Still, in our 40-plus-year lifespan, our fingerprints are all over renewable energy advances. Our wind researchers helped design blades that allowed expansion of turbine hub heights. Gearbox experts figured out ways to increase the longevity of turbines, while others pioneered configurations of wind farms for more efficiency. And despite being landlocked, NREL has contributed to the advancement of offshore wind turbines and water power.
Materials science experts created new PV combinations, constantly increasing the yields for solar devices. Others researched better ways to ensure solar panels would withstand punishing conditions, allowing wider adoption of solar energy.
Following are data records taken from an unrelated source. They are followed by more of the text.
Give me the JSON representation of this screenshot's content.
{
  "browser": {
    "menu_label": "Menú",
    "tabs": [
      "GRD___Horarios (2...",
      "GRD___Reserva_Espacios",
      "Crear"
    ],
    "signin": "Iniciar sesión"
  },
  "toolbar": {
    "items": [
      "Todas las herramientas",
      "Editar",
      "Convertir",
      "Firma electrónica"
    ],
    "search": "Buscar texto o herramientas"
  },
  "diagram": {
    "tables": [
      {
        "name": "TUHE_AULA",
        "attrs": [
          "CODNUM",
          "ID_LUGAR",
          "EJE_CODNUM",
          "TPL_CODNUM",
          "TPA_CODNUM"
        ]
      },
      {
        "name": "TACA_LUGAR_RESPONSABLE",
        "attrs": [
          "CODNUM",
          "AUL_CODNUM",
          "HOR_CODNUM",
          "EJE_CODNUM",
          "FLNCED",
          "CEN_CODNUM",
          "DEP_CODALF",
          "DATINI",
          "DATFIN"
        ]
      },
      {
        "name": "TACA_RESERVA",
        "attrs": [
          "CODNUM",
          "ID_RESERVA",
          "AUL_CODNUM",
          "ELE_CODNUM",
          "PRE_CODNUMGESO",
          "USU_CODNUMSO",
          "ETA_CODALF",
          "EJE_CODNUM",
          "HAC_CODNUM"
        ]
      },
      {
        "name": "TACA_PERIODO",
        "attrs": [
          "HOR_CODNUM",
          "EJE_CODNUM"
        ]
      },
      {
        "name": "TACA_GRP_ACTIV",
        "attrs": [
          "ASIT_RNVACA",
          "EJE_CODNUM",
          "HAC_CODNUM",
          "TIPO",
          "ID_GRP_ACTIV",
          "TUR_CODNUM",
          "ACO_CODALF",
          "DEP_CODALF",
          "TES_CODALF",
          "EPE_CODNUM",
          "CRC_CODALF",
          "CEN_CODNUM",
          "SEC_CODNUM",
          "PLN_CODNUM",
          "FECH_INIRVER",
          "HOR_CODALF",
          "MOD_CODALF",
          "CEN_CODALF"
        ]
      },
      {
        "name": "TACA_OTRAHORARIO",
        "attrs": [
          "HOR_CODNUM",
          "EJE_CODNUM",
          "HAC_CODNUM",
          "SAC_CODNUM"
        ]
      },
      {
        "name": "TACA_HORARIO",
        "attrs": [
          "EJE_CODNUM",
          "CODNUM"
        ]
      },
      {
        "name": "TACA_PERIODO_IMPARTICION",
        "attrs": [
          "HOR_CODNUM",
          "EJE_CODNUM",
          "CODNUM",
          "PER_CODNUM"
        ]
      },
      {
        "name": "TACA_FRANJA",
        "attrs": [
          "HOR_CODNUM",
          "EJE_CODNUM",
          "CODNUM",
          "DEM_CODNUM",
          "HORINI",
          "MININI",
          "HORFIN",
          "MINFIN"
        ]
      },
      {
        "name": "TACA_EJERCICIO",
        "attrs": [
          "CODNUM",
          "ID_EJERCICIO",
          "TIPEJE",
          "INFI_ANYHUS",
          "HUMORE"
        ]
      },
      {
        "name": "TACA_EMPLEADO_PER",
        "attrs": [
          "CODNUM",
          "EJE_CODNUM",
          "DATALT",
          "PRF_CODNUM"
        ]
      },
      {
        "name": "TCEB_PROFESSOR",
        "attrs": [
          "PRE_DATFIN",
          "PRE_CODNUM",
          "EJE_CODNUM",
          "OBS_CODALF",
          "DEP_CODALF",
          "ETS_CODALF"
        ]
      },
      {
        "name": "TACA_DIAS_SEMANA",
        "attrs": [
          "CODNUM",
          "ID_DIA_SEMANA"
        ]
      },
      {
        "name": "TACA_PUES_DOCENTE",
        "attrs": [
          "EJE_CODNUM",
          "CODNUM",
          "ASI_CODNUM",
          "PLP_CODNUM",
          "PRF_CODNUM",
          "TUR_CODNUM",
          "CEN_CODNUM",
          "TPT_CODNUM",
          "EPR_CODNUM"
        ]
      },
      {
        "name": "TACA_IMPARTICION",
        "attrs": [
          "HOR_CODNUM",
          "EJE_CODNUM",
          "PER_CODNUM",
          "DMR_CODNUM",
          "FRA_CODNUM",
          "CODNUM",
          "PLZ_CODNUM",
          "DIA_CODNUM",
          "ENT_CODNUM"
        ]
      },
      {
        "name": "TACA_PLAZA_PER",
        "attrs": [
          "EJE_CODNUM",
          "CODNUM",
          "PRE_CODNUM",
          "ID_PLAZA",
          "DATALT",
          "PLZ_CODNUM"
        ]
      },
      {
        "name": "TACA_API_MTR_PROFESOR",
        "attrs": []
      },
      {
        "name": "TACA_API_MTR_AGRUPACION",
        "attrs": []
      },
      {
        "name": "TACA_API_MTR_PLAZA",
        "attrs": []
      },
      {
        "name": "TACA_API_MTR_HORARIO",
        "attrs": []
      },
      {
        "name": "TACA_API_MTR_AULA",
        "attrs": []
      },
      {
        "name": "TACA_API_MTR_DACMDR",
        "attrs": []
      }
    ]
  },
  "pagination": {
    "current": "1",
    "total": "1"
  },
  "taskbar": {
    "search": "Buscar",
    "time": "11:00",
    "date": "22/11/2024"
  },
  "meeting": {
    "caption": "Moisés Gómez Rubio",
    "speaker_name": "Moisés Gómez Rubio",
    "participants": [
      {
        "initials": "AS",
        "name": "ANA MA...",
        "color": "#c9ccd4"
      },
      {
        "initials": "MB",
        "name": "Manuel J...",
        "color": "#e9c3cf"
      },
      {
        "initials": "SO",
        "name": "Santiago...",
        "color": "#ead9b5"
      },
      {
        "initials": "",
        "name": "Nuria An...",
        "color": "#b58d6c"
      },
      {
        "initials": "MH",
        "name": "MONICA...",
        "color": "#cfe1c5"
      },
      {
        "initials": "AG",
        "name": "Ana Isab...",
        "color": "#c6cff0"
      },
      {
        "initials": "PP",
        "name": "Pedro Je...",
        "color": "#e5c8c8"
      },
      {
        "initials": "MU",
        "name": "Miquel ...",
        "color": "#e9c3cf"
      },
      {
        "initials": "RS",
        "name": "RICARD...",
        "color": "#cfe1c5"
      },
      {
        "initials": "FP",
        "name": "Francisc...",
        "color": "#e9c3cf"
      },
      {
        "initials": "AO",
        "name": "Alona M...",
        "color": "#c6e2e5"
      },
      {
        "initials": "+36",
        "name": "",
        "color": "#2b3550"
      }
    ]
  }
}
Our campus has been home to many prototypes, from EVs to hydrogen powered cars. Autonomous vehicles have rolled around our Golden campus as part of an examination of intelligent transportation.
We designed and built new types of buildings, incorporating everything from passive solar walls to transpired cooling systems drilled into the panels of our own Leadership in Energy and Environmental Design (LEED) Platinum, zero-energy, and high-performance Research Support Facility. And NREL’s Cold Climate Housing Research Center in Alaska is finding new ways to ensure that energy technology design is deployed in extreme and rural environments.
And our analysts have created studies that have allowed local and national governments and agencies to adopt best practices to reduce greenhouse gas emissions and embrace high efficiency standards. Our experts provided rigorous, integrated engineering-economic analysis to the Los Angeles Department of Water and Power through the Los Angeles 100% Renewable Energy Study (LA100) to help guide Los Angeles in meeting its goal of using reliable, 100% renewable electricity by 2045 — or even 2035.
The LA100 study is inspiring others. In February, we were part of the announcement of the PR100 Study, a community-driven and locally tailored road map to help Puerto Rico meet its target of 100% renewable electricity, improve power sector resiliency, and increase access to more affordable energy.
Don’t get me wrong. While we are proud of what we’ve accomplished in four-and-a-half decades, we’re not ready to chill out.
Our research labs and analysis groups are going to underpin market impacts that we will see five, 10, and 20 years in the future. And so, while we’ve come a long way in a relatively short time, we’re eager to see what’s next. And I think I speak for every NREL staffer when I say that we’re excited about our ability to change the world.